Saturday, July 28, 2018 – 12.30 miles
Today felt like a long day, but in a satisfying manner rather than an exhausting one. The mosquitoes had vanished overnight. I walked to Milk Creek, which is glacial melt from Mt. Jefferson (silty, thus the name) and flowing strong. I’m more comfortable fording than rock hopping, but the creek was too narrow to justify a ford, so I walked along the streambed to look for a place to cross.
During my search, a thru-hiker crossed and waved me over to her hopping spot. I joined her and she told me her name, but her voice was muffled by the roar of the creek and I didn’t hear it. I didn’t ask her to repeat herself since I assumed that I wouldn’t see her again, but I ended up chatting with her 4-5 times throughout the day, so now I wish I knew it. I think that it started with E.
Following Milk Creek was a hot climb through a burn area to Russell Creek, where I met E. for a third time. Glacial creeks are best to cross in the early morning, before warming temperatures have begun or intensified melt. I don’t know whether Russell Creek looks any kinder in the morning, but at 1:30 PM it looked terrifying, a channel of whitewater flowing in a series of cascades down a slope. The water report mentioned a dead horse stuck just upstream of the PCT crossing, but it was gone when I arrived, so there’s that. No dead horse.
At the time, I didn’t particularly wonder how the dead horse had gotten there, but later I heard two stories: 1. That a woman had been riding on horseback, had an accident and rescuers had needed to shoot her horse; 2. That a woman had been injured, a rescue horse had been brought in and the rescue horse had been shot. A good example of the reliability of trail info.
I scouted upstream for a place to rock hop, but there was no masonry bridge, so no thanks. In the meantime, E. tried a rock hop near the trail crossing, but couldn’t get across because of her backpack. I told her that I was going to ford and she decided to ford as well. A couple arrived while we were removing our socks, and they were understandably unenthusiastic about fording. E. went first and one of the others said ‘okay, easy’ when she got to the other side. What would hard have looked like? Creek corpse #2? I went next, nervously, but the ford was much easier than I had expected, and I reached the opposite bank without problems. The couple followed and we were all fine.
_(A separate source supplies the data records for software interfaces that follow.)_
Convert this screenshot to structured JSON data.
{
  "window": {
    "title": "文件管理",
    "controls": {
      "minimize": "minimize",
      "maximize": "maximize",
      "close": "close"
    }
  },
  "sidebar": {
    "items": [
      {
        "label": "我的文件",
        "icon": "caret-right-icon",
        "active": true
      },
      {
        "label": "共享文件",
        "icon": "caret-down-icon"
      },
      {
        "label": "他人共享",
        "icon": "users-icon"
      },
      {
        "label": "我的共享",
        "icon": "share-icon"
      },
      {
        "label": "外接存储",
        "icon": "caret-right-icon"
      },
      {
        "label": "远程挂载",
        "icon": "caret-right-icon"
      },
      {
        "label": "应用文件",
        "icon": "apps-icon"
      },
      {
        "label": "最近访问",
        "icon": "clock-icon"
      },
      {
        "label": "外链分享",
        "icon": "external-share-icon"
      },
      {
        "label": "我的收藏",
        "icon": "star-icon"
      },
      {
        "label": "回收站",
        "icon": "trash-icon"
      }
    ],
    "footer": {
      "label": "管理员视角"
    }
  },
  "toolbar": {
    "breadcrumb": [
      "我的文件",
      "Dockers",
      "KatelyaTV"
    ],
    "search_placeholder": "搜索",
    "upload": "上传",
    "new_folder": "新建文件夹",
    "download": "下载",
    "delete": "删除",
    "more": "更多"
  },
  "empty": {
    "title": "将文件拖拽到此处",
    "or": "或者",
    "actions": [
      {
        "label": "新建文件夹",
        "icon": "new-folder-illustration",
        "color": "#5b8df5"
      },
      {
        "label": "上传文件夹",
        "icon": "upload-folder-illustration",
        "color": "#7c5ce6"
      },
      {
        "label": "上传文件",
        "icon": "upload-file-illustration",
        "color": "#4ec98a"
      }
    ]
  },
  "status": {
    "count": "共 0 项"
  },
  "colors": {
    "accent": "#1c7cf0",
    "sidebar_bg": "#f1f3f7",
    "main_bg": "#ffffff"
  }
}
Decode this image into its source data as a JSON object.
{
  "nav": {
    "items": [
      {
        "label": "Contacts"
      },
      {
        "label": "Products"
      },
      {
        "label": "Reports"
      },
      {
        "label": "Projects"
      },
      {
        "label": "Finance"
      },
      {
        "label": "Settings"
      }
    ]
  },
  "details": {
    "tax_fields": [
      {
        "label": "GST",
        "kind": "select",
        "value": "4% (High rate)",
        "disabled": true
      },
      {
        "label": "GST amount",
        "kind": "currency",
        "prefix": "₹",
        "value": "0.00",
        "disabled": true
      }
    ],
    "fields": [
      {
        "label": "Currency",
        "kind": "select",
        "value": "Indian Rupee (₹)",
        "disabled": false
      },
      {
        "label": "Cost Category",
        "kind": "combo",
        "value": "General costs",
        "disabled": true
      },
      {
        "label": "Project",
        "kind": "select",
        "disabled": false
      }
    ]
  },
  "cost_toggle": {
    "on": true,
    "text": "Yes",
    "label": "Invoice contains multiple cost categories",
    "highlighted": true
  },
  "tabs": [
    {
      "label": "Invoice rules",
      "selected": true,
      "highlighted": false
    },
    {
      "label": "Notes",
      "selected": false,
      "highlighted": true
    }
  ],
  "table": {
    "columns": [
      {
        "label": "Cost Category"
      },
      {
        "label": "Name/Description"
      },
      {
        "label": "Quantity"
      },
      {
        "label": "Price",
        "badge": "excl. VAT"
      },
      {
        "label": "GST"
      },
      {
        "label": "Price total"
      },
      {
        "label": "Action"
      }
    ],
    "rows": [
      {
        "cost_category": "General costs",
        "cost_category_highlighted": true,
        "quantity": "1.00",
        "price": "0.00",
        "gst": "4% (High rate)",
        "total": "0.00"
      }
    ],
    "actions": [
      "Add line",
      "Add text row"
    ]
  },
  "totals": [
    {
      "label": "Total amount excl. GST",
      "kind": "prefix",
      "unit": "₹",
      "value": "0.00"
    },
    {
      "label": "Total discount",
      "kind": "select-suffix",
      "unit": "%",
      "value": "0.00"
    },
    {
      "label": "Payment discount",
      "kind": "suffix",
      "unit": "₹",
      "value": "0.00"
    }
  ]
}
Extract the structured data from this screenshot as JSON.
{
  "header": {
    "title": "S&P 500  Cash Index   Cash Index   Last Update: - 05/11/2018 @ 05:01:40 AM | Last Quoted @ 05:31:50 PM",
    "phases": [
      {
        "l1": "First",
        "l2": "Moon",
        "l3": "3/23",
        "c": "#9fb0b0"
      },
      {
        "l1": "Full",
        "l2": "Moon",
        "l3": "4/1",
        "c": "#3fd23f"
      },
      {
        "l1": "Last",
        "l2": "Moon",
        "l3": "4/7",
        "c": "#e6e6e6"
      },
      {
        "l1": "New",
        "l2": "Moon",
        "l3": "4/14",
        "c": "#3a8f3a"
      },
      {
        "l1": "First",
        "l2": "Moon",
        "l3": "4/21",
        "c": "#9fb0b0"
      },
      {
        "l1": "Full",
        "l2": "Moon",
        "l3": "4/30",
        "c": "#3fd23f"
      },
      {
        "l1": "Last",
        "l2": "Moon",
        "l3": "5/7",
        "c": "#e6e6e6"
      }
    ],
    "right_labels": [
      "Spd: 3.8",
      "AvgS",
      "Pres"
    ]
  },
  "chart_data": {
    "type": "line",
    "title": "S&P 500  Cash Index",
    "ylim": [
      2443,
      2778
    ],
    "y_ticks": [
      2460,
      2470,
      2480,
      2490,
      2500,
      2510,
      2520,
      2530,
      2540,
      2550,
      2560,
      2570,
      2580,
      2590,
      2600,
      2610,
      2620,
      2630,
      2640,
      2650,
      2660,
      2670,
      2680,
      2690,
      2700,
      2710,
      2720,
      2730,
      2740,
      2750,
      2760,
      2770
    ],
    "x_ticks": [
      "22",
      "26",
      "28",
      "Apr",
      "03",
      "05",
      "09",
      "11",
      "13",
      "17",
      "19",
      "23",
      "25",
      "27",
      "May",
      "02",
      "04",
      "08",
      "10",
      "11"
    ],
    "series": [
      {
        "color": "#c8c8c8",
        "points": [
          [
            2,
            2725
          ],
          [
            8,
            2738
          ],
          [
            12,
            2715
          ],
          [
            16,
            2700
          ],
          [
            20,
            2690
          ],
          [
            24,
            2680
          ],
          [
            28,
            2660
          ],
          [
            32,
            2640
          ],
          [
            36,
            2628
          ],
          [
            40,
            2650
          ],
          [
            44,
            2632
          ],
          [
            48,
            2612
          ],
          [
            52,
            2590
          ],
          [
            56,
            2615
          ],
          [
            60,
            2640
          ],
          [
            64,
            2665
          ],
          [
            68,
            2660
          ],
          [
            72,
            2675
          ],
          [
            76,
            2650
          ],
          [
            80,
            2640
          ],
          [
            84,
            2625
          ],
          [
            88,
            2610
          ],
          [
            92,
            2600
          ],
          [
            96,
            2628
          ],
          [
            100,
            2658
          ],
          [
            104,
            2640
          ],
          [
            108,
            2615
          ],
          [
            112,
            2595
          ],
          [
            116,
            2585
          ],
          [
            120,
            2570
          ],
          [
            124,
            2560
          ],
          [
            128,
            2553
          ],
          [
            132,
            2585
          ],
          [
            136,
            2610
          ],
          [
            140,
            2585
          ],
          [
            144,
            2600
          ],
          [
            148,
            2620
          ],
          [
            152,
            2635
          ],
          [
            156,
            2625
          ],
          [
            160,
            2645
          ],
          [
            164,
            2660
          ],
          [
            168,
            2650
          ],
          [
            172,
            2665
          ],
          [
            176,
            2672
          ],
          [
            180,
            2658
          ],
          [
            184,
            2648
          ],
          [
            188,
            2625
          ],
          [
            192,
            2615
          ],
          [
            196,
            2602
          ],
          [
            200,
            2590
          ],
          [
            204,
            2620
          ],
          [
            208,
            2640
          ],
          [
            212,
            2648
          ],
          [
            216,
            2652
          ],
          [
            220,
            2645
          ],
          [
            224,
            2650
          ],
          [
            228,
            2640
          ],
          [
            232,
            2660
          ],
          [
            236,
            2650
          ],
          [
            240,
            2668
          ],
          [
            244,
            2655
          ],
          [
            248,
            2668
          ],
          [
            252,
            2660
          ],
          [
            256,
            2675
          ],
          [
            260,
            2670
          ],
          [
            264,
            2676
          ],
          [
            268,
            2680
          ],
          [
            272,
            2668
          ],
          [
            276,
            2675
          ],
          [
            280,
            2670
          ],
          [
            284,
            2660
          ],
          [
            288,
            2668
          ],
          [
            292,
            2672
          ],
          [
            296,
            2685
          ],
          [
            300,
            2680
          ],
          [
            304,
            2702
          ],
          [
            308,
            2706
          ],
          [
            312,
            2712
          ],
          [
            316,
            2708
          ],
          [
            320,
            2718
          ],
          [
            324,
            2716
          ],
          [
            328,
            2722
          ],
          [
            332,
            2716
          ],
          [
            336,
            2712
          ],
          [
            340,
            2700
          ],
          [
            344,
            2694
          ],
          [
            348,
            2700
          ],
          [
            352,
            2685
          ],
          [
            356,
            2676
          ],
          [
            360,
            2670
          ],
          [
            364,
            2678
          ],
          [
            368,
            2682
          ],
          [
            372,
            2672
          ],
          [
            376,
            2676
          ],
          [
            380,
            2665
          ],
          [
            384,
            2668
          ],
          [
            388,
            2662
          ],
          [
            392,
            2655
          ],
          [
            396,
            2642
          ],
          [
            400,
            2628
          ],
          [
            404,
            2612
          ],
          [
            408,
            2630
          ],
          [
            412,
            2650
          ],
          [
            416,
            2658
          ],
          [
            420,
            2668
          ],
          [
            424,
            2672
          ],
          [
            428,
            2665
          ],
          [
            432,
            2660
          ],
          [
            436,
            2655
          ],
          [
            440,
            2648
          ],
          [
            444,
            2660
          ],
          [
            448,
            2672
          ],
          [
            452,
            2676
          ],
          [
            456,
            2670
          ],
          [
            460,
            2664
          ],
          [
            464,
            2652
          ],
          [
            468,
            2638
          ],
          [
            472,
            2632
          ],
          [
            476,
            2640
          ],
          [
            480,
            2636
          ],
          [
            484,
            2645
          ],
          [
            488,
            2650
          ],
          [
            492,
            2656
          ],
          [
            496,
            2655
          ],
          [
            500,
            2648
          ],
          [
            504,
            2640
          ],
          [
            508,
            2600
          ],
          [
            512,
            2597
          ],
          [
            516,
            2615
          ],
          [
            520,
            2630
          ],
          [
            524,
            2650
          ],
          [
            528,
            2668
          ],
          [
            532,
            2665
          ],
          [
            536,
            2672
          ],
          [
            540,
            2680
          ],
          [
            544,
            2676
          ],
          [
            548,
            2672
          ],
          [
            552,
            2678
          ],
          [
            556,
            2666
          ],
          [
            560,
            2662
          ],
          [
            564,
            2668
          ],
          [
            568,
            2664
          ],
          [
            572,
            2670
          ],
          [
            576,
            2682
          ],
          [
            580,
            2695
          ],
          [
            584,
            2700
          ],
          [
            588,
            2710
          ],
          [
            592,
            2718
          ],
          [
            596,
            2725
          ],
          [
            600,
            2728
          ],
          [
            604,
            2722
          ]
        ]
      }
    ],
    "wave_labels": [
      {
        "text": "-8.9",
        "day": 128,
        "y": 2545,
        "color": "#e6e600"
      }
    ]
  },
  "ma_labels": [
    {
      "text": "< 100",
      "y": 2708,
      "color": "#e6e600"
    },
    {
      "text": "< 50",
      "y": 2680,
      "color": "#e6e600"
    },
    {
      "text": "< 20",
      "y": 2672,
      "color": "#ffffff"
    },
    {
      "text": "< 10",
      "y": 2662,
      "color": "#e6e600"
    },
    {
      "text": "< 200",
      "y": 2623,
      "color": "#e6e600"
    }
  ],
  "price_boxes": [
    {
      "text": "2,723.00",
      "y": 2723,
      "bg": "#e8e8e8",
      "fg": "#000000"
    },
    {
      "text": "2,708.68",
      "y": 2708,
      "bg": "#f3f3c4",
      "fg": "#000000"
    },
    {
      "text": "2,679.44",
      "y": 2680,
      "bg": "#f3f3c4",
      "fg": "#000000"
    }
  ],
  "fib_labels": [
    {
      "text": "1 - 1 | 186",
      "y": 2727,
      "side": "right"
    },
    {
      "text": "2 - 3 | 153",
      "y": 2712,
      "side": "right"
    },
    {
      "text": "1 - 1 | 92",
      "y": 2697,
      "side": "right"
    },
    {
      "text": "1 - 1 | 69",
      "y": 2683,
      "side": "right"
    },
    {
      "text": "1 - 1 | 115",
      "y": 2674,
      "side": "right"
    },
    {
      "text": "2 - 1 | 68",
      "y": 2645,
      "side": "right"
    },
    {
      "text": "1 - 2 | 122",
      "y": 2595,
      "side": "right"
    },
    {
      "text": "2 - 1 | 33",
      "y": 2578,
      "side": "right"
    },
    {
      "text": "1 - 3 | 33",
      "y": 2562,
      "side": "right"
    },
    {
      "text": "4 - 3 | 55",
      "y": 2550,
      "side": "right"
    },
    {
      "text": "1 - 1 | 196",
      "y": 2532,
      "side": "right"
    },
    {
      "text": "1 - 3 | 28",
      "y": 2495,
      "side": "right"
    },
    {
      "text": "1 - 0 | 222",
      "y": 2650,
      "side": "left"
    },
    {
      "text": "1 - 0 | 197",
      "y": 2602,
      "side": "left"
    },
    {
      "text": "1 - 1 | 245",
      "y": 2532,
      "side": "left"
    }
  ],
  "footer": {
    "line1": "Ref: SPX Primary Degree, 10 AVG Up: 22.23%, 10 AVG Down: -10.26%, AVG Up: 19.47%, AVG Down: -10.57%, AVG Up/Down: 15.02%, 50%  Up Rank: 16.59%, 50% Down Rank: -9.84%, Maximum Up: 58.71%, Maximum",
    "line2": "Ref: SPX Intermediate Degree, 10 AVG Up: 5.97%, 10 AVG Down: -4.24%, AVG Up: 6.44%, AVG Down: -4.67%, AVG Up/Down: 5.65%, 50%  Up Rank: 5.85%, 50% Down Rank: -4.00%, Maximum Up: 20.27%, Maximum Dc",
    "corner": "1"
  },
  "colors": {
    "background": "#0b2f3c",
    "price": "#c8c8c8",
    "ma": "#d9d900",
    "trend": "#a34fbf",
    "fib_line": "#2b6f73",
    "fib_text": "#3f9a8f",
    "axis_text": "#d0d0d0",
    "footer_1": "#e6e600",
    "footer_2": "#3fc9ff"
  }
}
The PCT crossed into Mt. Jefferson Park, which provided gorgeous views of Jefferson as the trail climbed up to a viewpoint with Jefferson in one direction and Mt. Hood in the other. It was my first view of Mt. Hood and wow, it looked fabulously ominous.
I had wanted on the way up to collect water from a stream so I would have the option of camping at the vista, but while I was getting out my dirty water bottle, a dog jumped into the stream and curled up in the pool where the water was emerging from the ground. Fabulous. I found a melting snow patch to collect water from later on, but couldn’t find a decent camping spot at the viewpoint that wasn’t on vegetation or directly beside the trail crammed with day hikers.
Starting down the north side of Mt. Jefferson, I briefly lost the trail on snow, but eventually found my way back to the PCT and a flat campsite near a snow patch. A cute pika is foraging nearby.